### What is needed
Write how many lines in the records below include the string "Регистрация". No other text should be given.

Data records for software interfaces
********************
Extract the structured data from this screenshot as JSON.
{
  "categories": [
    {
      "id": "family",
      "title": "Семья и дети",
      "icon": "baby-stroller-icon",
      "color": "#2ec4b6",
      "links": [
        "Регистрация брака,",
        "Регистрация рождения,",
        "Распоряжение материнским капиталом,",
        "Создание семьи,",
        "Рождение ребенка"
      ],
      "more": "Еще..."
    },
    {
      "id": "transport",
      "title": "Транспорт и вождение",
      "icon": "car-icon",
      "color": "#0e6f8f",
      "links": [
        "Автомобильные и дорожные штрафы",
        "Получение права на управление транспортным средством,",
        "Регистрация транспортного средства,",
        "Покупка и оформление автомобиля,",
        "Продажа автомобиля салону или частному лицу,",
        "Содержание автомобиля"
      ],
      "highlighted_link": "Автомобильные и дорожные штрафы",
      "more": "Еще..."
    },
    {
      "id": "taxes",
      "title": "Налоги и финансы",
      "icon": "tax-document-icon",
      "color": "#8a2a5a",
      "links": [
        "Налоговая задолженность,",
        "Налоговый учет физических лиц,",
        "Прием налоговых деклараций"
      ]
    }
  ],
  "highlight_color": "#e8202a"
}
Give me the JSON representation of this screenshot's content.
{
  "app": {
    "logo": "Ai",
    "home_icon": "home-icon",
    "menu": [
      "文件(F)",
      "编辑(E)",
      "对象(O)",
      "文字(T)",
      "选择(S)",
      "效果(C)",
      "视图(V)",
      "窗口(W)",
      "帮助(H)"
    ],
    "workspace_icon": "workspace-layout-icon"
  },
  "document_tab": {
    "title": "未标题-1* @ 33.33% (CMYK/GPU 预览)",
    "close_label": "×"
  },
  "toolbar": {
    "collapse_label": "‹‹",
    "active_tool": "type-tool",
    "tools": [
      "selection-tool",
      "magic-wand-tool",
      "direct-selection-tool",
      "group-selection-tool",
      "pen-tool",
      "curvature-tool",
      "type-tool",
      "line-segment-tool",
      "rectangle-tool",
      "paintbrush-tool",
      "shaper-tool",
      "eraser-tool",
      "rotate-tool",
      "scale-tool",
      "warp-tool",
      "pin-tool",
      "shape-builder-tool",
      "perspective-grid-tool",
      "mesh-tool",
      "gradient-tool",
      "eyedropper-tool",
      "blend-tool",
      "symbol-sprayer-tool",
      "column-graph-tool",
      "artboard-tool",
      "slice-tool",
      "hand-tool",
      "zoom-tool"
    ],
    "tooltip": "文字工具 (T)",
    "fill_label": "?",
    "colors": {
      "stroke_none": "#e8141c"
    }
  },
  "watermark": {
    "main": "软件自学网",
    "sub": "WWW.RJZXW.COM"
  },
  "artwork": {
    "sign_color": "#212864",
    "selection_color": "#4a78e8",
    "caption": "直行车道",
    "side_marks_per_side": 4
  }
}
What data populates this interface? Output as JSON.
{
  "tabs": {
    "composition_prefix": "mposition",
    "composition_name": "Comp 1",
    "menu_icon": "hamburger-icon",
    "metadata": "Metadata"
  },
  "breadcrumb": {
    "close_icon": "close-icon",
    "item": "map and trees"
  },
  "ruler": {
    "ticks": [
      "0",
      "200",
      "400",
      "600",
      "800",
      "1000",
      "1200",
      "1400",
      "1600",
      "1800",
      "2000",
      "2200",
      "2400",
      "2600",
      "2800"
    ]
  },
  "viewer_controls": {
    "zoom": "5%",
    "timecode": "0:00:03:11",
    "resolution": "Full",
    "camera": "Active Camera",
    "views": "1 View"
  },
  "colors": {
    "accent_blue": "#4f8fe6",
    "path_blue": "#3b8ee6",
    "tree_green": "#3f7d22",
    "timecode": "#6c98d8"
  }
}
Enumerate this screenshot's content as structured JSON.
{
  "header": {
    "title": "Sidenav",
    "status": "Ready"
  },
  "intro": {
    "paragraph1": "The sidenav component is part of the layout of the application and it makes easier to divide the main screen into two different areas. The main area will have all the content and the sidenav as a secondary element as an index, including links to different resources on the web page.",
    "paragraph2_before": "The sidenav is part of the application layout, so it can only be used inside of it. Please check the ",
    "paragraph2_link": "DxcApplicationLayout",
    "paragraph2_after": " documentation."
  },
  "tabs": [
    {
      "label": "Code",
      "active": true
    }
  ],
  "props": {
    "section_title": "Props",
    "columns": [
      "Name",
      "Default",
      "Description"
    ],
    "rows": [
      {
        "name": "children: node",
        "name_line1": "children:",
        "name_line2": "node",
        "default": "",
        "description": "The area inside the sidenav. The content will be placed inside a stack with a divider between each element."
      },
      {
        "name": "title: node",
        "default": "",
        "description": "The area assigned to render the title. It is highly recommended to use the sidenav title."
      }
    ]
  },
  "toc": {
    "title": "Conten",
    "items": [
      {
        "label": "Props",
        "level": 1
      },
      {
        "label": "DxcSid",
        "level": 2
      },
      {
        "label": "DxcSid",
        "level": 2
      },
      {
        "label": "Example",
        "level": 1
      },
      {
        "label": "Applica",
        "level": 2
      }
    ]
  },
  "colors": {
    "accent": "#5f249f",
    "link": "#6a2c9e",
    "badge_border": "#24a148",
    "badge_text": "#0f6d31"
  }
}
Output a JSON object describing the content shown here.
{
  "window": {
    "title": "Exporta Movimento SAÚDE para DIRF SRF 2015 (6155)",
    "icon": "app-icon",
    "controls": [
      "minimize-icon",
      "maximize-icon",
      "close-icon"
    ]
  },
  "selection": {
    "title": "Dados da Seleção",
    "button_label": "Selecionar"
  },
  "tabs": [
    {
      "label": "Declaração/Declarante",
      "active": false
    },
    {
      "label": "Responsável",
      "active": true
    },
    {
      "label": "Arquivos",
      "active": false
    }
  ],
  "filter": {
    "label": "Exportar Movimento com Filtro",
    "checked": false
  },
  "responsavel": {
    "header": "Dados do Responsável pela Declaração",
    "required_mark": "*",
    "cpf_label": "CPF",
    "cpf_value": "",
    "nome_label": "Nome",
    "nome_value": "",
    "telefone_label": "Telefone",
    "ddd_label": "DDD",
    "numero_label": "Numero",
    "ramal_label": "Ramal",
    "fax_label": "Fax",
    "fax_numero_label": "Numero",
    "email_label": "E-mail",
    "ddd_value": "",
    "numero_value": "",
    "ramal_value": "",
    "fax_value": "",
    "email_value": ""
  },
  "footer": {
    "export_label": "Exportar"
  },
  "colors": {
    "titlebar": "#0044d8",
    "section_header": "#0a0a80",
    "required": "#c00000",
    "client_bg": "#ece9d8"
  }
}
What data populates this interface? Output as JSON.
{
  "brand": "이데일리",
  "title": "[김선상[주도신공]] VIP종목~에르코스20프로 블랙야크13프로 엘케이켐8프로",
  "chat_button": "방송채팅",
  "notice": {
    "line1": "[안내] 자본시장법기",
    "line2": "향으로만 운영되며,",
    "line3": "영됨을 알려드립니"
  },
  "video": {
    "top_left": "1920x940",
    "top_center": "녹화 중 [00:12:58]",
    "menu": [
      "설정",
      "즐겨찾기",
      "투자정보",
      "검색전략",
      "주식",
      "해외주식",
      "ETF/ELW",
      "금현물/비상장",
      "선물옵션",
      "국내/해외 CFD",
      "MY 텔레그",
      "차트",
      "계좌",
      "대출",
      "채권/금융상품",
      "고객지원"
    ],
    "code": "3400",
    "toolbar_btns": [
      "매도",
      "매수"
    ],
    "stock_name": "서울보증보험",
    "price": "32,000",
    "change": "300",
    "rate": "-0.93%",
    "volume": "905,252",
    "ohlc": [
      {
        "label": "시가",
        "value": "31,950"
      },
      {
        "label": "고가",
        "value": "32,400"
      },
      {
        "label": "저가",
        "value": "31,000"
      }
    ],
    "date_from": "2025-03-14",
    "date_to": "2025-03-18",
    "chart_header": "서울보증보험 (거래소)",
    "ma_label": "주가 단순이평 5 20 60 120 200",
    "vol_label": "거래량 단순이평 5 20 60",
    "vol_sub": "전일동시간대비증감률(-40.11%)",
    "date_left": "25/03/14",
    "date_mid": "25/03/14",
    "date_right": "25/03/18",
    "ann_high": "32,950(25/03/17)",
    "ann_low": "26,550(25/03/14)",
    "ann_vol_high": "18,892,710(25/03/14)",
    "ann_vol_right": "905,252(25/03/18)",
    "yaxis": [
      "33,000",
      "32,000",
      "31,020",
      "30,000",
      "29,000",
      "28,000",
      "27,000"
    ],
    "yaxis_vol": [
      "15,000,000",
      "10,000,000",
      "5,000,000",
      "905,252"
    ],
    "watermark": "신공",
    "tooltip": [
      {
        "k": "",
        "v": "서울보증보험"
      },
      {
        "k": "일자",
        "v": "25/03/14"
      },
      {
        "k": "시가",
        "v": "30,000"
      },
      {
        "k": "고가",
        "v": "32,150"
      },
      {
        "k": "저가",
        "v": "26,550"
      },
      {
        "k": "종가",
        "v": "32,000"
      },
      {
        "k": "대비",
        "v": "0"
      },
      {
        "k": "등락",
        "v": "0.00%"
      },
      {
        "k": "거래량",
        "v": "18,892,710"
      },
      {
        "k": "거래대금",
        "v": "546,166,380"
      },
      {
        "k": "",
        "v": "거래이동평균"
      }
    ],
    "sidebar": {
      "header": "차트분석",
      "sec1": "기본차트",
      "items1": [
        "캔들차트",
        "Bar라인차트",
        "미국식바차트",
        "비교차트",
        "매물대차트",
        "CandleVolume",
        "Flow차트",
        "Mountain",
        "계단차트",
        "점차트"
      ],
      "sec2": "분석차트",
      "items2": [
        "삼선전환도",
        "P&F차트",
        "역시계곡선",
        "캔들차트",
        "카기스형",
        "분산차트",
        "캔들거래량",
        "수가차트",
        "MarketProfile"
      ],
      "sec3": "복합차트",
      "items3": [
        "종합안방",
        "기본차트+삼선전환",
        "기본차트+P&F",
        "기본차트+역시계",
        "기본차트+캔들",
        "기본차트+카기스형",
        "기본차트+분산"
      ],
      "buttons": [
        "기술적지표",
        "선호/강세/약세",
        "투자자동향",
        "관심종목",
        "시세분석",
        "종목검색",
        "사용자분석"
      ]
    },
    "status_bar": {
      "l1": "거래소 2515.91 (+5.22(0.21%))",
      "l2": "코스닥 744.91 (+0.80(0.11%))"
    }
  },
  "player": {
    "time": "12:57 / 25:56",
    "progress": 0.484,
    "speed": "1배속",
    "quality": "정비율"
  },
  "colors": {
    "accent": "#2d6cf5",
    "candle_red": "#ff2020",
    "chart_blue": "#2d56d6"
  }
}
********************
### Solution
3